“I’ve always been partial to Beethoven,” she said, placing her fingers on the keys.
I felt I should go back to the door but I how could I leave Nadia here alone? I knew from the few meeting she had attended that unpredictability was her modus operandi. I could never anticipate what she was going to say or do. No one could. She readily put my obsessive compulsion for structure and predictability to the test. Before I could say another word, she started playing and not something silly as I had expected her to do but Beethoven’s Für Elise.
As the last note faded, there was a moment of silence followed by enthusiastic applause. I had been so moved by the music and the passion with which Nadia played that I hadn’t noticed the other members of the group standing in the doorway. The clapping startled me, but I soon regained my composure and added my applause and approval to this rare moment.
This was a rare moment, and I recognized it as such. Unfortunately, most of us are so invested in old patterns and daily routines that life just carries us along, and it is only through reflection that we glimpse the moments of magic. It seems to me that the better our self-esteem, the more willing we become to embrace each moment or to create a few of our own.
Sometimes life and people can surprise us. Sometimes life just sneaks up on us from behind, grabs us by the shoulders and gives us a shake. “Wake up!” it yells in our ear as it shakes us nearly out of our shoes. “Something marvellous is happening! Pay attention!” In the end, it is up to us whether we engage, disengage or ignore the moment altogether.
Too often we resist the urgings and stand stubbornly in our comfort zone. Later, we hang our heads and look back with regret, wishing we had stepped up and into the light.
Sure, not every memorable moment is a moving classical composition. Some moments are quiet, wistful and can slip away unnoticed if we’re not paying attention. Even moments that shake our resolve and challenge us physically, mentally and emotionally can pass by with their lessons still unrevealed because we were unwilling to search for them.
For me, some such moments were missed because I wasn’t paying attention. Mostly, they were missed because I was far too afraid to seize them. My great fear of being judged or making a mistake prompted me to turn away, run away, withdraw or simply not participate.

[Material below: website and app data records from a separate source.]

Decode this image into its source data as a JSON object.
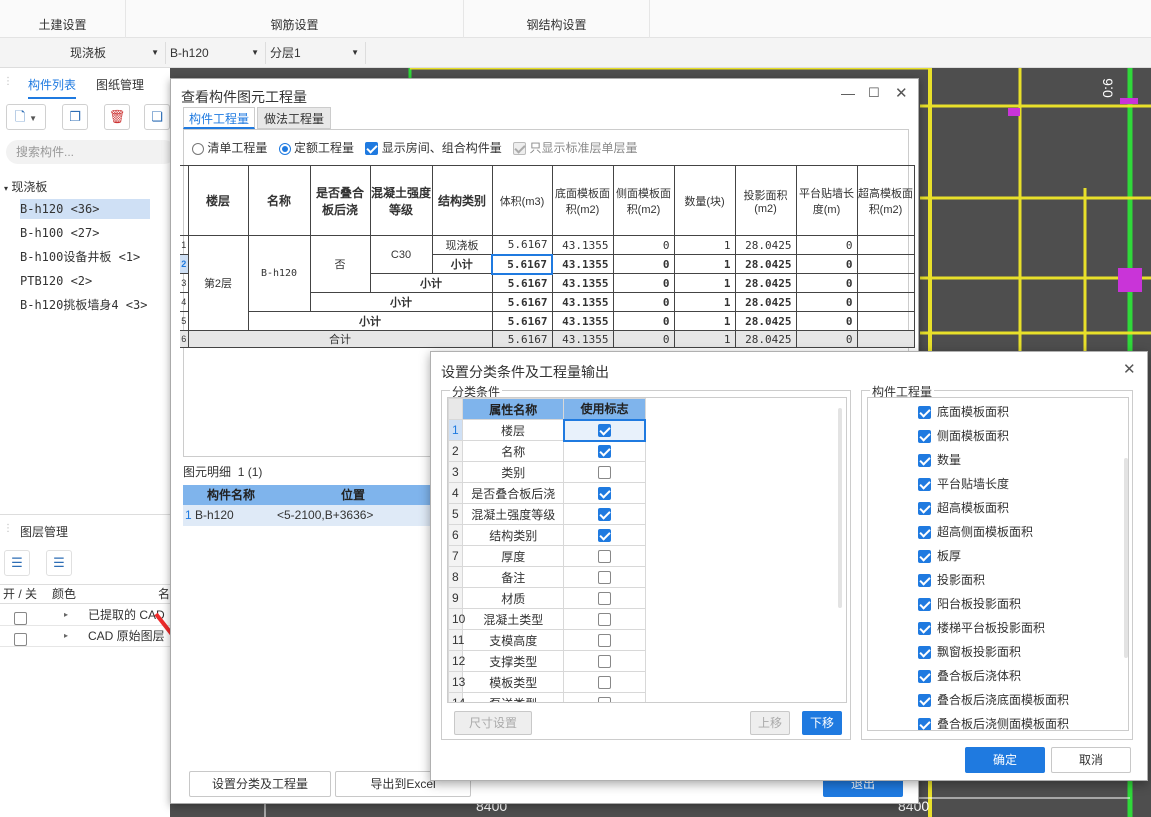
{
  "top_menu": [
    "土建设置",
    "钢筋设置",
    "钢结构设置"
  ],
  "toolbar2": {
    "type_select": "现浇板",
    "component_select": "B-h120",
    "layer_select": "分层1"
  },
  "left_panel": {
    "tab_component_list": "构件列表",
    "tab_drawing_mgmt": "图纸管理",
    "search_placeholder": "搜索构件...",
    "tree_root": "现浇板",
    "tree_items": [
      "B-h120 <36>",
      "B-h100 <27>",
      "B-h100设备井板 <1>",
      "PTB120 <2>",
      "B-h120挑板墙身4 <3>"
    ],
    "layer_mgmt_title": "图层管理",
    "layer_headers": [
      "开 / 关",
      "颜色",
      "名"
    ],
    "layers": [
      "已提取的 CAD",
      "CAD 原始图层"
    ]
  },
  "canvas": {
    "dim_labels": [
      "8400",
      "8400"
    ],
    "side_label": "0:6"
  },
  "dialog1": {
    "title": "查看构件图元工程量",
    "tabs": [
      "构件工程量",
      "做法工程量"
    ],
    "radio_list": "清单工程量",
    "radio_quota": "定额工程量",
    "check_show_rooms": "显示房间、组合构件量",
    "check_std_layer": "只显示标准层单层量",
    "headers": [
      "楼层",
      "名称",
      "是否叠合板后浇",
      "混凝土强度等级",
      "结构类别",
      "体积(m3)",
      "底面模板面积(m2)",
      "侧面模板面积(m2)",
      "数量(块)",
      "投影面积(m2)",
      "平台贴墙长度(m)",
      "超高模板面积(m2)"
    ],
    "row_nums": [
      "1",
      "2",
      "3",
      "4",
      "5",
      "6"
    ],
    "floor": "第2层",
    "name": "B-h120",
    "is_laminated": "否",
    "grade": "C30",
    "struct": "现浇板",
    "subtotal": "小计",
    "total": "合计",
    "values": {
      "volume": "5.6167",
      "bottom_area": "43.1355",
      "side_area": "0",
      "count": "1",
      "proj_area": "28.0425",
      "wall_len": "0"
    },
    "detail_title": "图元明细",
    "detail_count": "1 (1)",
    "detail_headers": [
      "构件名称",
      "位置"
    ],
    "detail_row": {
      "idx": "1",
      "name": "B-h120",
      "pos": "<5-2100,B+3636>"
    },
    "btn_set_classify": "设置分类及工程量",
    "btn_export": "导出到Excel",
    "btn_exit": "退出"
  },
  "dialog2": {
    "title": "设置分类条件及工程量输出",
    "group_conditions": "分类条件",
    "group_quantities": "构件工程量",
    "col_attr": "属性名称",
    "col_flag": "使用标志",
    "conditions": [
      {
        "idx": "1",
        "name": "楼层",
        "on": true
      },
      {
        "idx": "2",
        "name": "名称",
        "on": true
      },
      {
        "idx": "3",
        "name": "类别",
        "on": false
      },
      {
        "idx": "4",
        "name": "是否叠合板后浇",
        "on": true
      },
      {
        "idx": "5",
        "name": "混凝土强度等级",
        "on": true
      },
      {
        "idx": "6",
        "name": "结构类别",
        "on": true
      },
      {
        "idx": "7",
        "name": "厚度",
        "on": false
      },
      {
        "idx": "8",
        "name": "备注",
        "on": false
      },
      {
        "idx": "9",
        "name": "材质",
        "on": false
      },
      {
        "idx": "10",
        "name": "混凝土类型",
        "on": false
      },
      {
        "idx": "11",
        "name": "支模高度",
        "on": false
      },
      {
        "idx": "12",
        "name": "支撑类型",
        "on": false
      },
      {
        "idx": "13",
        "name": "模板类型",
        "on": false
      },
      {
        "idx": "14",
        "name": "泵送类型",
        "on": false
      }
    ],
    "quantities": [
      "底面模板面积",
      "侧面模板面积",
      "数量",
      "平台贴墙长度",
      "超高模板面积",
      "超高侧面模板面积",
      "板厚",
      "投影面积",
      "阳台板投影面积",
      "楼梯平台板投影面积",
      "飘窗板投影面积",
      "叠合板后浇体积",
      "叠合板后浇底面模板面积",
      "叠合板后浇侧面模板面积"
    ],
    "btn_size": "尺寸设置",
    "btn_up": "上移",
    "btn_down": "下移",
    "btn_ok": "确定",
    "btn_cancel": "取消"
  }
}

Certainly, there are times when we must practise restraint, and good judgment will tell us whether we need to step up or step back. Of course, the challenge is knowing whether it’s good judgment holding us back or fear. More often than not, however, we need to unshackle ourselves and embrace experiences fully with mind, body and soul. Maybe it is through a willingness to put ourselves out there, come what may, that we learn and grow more daring, more self-aware, more courageously spontaneous — willing to step wholeheartedly into each mo-ment.
I discovered later that Nadia was a classically trained pianist and a well-known, respected music teacher. For a time, she’d had rented a small office in the building and taught piano les-sons by the hour. Students enjoyed her teaching style because it was so spontaneous and un-predictable — qualities I hadn’t truly appreciated until that moment.

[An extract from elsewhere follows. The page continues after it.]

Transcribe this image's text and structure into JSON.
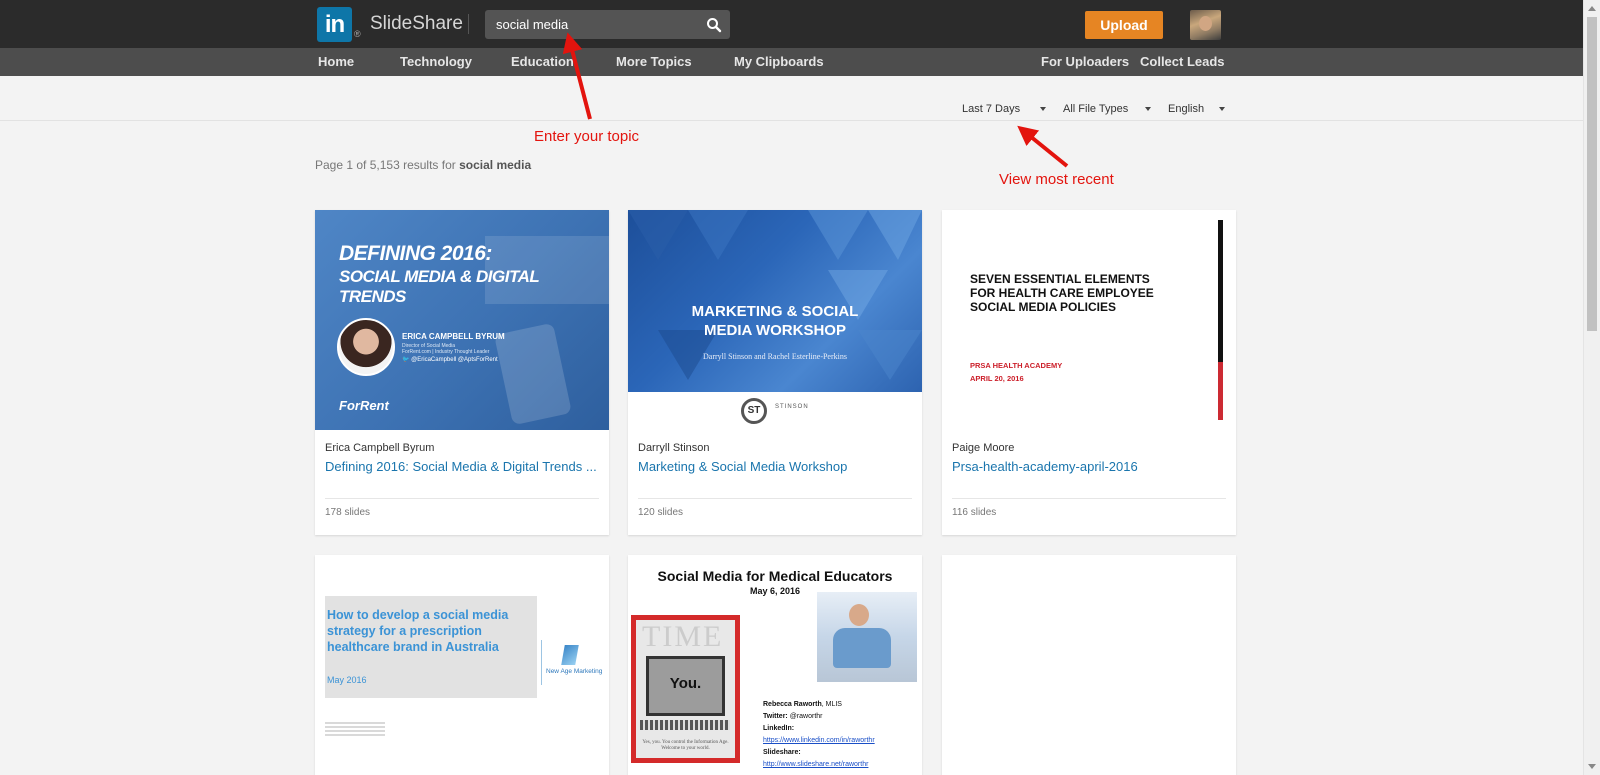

Sometimes we can be so overly concerned with rules and structure that we stifle spontaneity. Life becomes safe, predictable and much less fun. No harm was done by Nadia playing the piano, and much happiness and conversation was generated. I began to ponder the idea that sometimes it’s OK to be tackled by the unexpected — that we don’t always need structure, predictability and safety.
“The moments of happiness we enjoy take us by surprise,” wrote British-American anthropologist, Ashley Montagu. “It is not that we seize them but that they seize us.”
Stay awake. Keep your ears and eyes open. There are moments of amazement waiting for you. I think some of our brightest moments of joy are kindled by an unexpected spark. The most powerful lessons in life are usually unexpected. When they happen, be open.
Murray Fuhrer is a self-esteem expert and facilitator. His recent book is entitled Extreme Esteem: The Four Factors. For more information on self-esteem, check the Extreme Esteem website at www.extremeesteem.ca.